AIM OF THE EXERCISE: Return all the lines below in which the string "Call" appears.

Data extracted from a collection

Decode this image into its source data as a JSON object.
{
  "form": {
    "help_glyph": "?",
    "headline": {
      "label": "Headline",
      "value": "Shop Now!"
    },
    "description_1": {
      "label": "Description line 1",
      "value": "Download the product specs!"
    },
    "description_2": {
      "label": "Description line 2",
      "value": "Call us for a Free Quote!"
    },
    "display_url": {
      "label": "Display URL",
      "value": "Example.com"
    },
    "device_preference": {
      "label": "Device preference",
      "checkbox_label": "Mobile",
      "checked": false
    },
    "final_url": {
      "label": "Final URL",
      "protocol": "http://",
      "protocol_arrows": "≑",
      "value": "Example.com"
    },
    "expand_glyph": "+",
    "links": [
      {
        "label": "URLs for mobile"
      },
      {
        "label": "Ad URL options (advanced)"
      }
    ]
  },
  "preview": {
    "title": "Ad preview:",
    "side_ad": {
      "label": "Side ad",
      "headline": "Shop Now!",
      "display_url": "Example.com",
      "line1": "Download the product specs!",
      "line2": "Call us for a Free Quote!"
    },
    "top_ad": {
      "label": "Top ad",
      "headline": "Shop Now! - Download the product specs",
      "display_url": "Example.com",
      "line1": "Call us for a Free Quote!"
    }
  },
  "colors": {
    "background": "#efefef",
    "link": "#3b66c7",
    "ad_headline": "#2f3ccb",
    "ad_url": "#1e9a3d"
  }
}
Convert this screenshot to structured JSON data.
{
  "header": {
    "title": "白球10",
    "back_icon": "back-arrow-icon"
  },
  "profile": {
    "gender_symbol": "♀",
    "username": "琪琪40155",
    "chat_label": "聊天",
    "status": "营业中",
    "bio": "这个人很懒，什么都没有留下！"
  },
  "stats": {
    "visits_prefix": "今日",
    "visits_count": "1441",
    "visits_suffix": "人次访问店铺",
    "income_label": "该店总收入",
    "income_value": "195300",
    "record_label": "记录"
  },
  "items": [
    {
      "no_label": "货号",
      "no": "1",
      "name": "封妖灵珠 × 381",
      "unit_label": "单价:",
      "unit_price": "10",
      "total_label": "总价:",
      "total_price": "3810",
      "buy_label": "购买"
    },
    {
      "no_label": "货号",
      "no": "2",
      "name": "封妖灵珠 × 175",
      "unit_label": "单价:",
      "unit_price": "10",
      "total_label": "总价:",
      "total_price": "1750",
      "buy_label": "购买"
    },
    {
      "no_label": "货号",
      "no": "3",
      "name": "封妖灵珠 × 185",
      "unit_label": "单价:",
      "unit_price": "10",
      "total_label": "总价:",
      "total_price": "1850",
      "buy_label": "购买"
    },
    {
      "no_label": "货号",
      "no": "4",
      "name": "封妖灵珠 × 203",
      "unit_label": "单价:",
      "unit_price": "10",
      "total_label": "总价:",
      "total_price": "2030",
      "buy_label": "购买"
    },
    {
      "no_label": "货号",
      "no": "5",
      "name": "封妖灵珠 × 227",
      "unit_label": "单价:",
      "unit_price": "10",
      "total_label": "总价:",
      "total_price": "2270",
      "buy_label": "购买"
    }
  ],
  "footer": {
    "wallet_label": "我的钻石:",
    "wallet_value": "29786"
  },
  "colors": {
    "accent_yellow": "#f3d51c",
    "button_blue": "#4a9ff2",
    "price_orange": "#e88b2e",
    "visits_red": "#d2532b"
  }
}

RESPONSE AREA:
      "value": "Call us for a Free Quote!"
      "line2": "Call us for a Free Quote!"
      "line1": "Call us for a Free Quote!"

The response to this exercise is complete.